## Task item
From the first line to the last, copy the listing exactly and omit the images.
---+---
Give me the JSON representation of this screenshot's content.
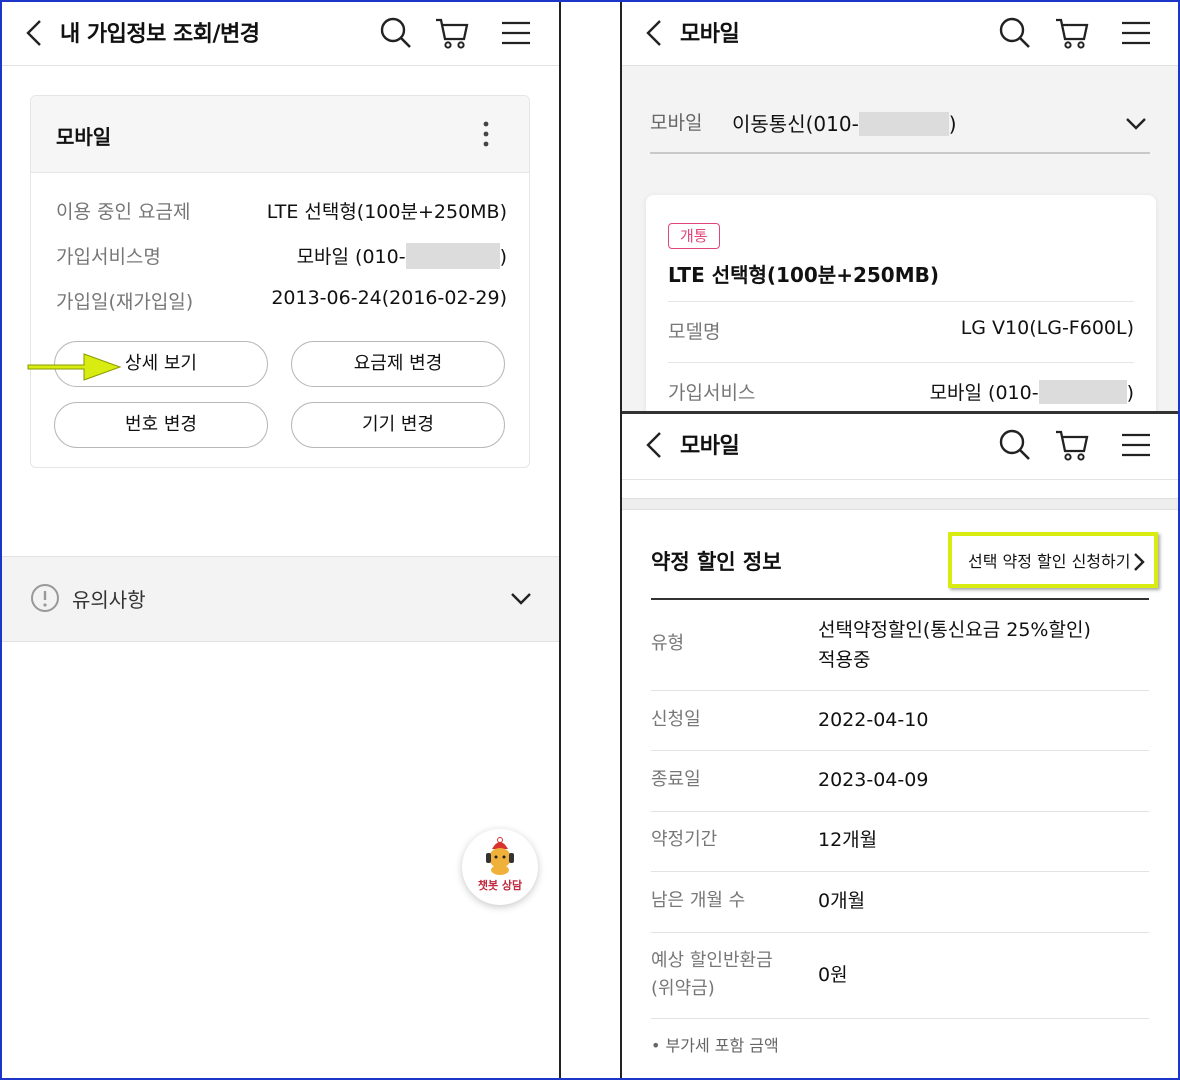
{
  "left": {
    "header_title": "내 가입정보 조회/변경",
    "card_title": "모바일",
    "rows": [
      {
        "label": "이용 중인 요금제",
        "value": "LTE 선택형(100분+250MB)"
      },
      {
        "label": "가입서비스명",
        "value_prefix": "모바일 (010-",
        "value_suffix": ")"
      },
      {
        "label": "가입일(재가입일)",
        "value": "2013-06-24(2016-02-29)"
      }
    ],
    "buttons": {
      "detail": "상세 보기",
      "plan_change": "요금제 변경",
      "number_change": "번호 변경",
      "device_change": "기기 변경"
    },
    "notice": "유의사항",
    "chatbot_label": "챗봇 상담"
  },
  "right_top": {
    "header_title": "모바일",
    "selector_label": "모바일",
    "selector_value_prefix": "이동통신(010-",
    "selector_value_suffix": ")",
    "badge": "개통",
    "plan_name": "LTE 선택형(100분+250MB)",
    "rows": [
      {
        "label": "모델명",
        "value": "LG V10(LG-F600L)"
      },
      {
        "label": "가입서비스",
        "value_prefix": "모바일 (010-",
        "value_suffix": ")"
      }
    ]
  },
  "right_bottom": {
    "header_title": "모바일",
    "section_title": "약정 할인 정보",
    "apply_button": "선택 약정 할인 신청하기",
    "rows": [
      {
        "label": "유형",
        "value_line1": "선택약정할인(통신요금 25%할인)",
        "value_line2": "적용중"
      },
      {
        "label": "신청일",
        "value": "2022-04-10"
      },
      {
        "label": "종료일",
        "value": "2023-04-09"
      },
      {
        "label": "약정기간",
        "value": "12개월"
      },
      {
        "label": "남은 개월 수",
        "value": "0개월"
      },
      {
        "label_line1": "예상 할인반환금",
        "label_line2": "(위약금)",
        "value": "0원"
      }
    ],
    "footnote": "• 부가세 포함 금액"
  },
  "icons": [
    "back-icon",
    "search-icon",
    "cart-icon",
    "menu-icon",
    "kebab-icon",
    "chevron-down-icon",
    "alert-icon",
    "chevron-right-icon",
    "arrow-pointer-icon",
    "chatbot-icon"
  ],
  "colors": {
    "highlight": "#d8ec12",
    "badge": "#e1457a",
    "frame": "#1b36c8"
  }
}
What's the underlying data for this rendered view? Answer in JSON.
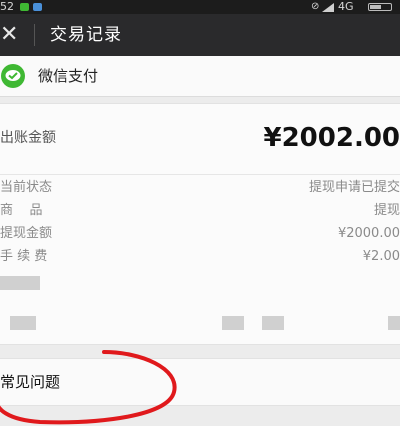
{
  "status_bar": {
    "time": "52",
    "network": "4G",
    "battery_level": 0.5,
    "colors": {
      "wechat_icon": "#3fb833",
      "message_icon": "#4a90d9"
    }
  },
  "nav": {
    "close_icon": "close-icon",
    "title": "交易记录"
  },
  "payment": {
    "logo_icon": "wechat-pay-icon",
    "provider": "微信支付"
  },
  "amount": {
    "label": "出账金额",
    "value": "¥2002.00"
  },
  "details": [
    {
      "key": "当前状态",
      "value": "提现申请已提交"
    },
    {
      "key": "商    品",
      "value": "提现"
    },
    {
      "key": "提现金额",
      "value": "¥2000.00"
    },
    {
      "key": "手 续 费",
      "value": "¥2.00"
    }
  ],
  "faq": {
    "label": "常见问题",
    "annotation_color": "#e0191c"
  },
  "colors": {
    "nav_background": "#2a2a2c",
    "page_background": "#ececec",
    "accent_green": "#3fb833"
  }
}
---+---
## Task result
Give me the JSON representation of this screenshot's content.
{
  "left": {
    "header_title": "내 가입정보 조회/변경",
    "card_title": "모바일",
    "rows": [
      {
        "label": "이용 중인 요금제",
        "value": "LTE 선택형(100분+250MB)"
      },
      {
        "label": "가입서비스명",
        "value_prefix": "모바일 (010-",
        "value_suffix": ")"
      },
      {
        "label": "가입일(재가입일)",
        "value": "2013-06-24(2016-02-29)"
      }
    ],
    "buttons": {
      "detail": "상세 보기",
      "plan_change": "요금제 변경",
      "number_change": "번호 변경",
      "device_change": "기기 변경"
    },
    "notice": "유의사항",
    "chatbot_label": "챗봇 상담"
  },
  "right_top": {
    "header_title": "모바일",
    "selector_label": "모바일",
    "selector_value_prefix": "이동통신(010-",
    "selector_value_suffix": ")",
    "badge": "개통",
    "plan_name": "LTE 선택형(100분+250MB)",
    "rows": [
      {
        "label": "모델명",
        "value": "LG V10(LG-F600L)"
      },
      {
        "label": "가입서비스",
        "value_prefix": "모바일 (010-",
        "value_suffix": ")"
      }
    ]
  },
  "right_bottom": {
    "header_title": "모바일",
    "section_title": "약정 할인 정보",
    "apply_button": "선택 약정 할인 신청하기",
    "rows": [
      {
        "label": "유형",
        "value_line1": "선택약정할인(통신요금 25%할인)",
        "value_line2": "적용중"
      },
      {
        "label": "신청일",
        "value": "2022-04-10"
      },
      {
        "label": "종료일",
        "value": "2023-04-09"
      },
      {
        "label": "약정기간",
        "value": "12개월"
      },
      {
        "label": "남은 개월 수",
        "value": "0개월"
      },
      {
        "label_line1": "예상 할인반환금",
        "label_line2": "(위약금)",
        "value": "0원"
      }
    ],
    "footnote": "• 부가세 포함 금액"
  },
  "icons": [
    "back-icon",
    "search-icon",
    "cart-icon",
    "menu-icon",
    "kebab-icon",
    "chevron-down-icon",
    "alert-icon",
    "chevron-right-icon",
    "arrow-pointer-icon",
    "chatbot-icon"
  ],
  "colors": {
    "highlight": "#d8ec12",
    "badge": "#e1457a",
    "frame": "#1b36c8"
  }
}
What's the underlying data for this rendered view? Answer in JSON.
{
  "status_bar": {
    "time": "52",
    "network": "4G",
    "battery_level": 0.5,
    "colors": {
      "wechat_icon": "#3fb833",
      "message_icon": "#4a90d9"
    }
  },
  "nav": {
    "close_icon": "close-icon",
    "title": "交易记录"
  },
  "payment": {
    "logo_icon": "wechat-pay-icon",
    "provider": "微信支付"
  },
  "amount": {
    "label": "出账金额",
    "value": "¥2002.00"
  },
  "details": [
    {
      "key": "当前状态",
      "value": "提现申请已提交"
    },
    {
      "key": "商    品",
      "value": "提现"
    },
    {
      "key": "提现金额",
      "value": "¥2000.00"
    },
    {
      "key": "手 续 费",
      "value": "¥2.00"
    }
  ],
  "faq": {
    "label": "常见问题",
    "annotation_color": "#e0191c"
  },
  "colors": {
    "nav_background": "#2a2a2c",
    "page_background": "#ececec",
    "accent_green": "#3fb833"
  }
}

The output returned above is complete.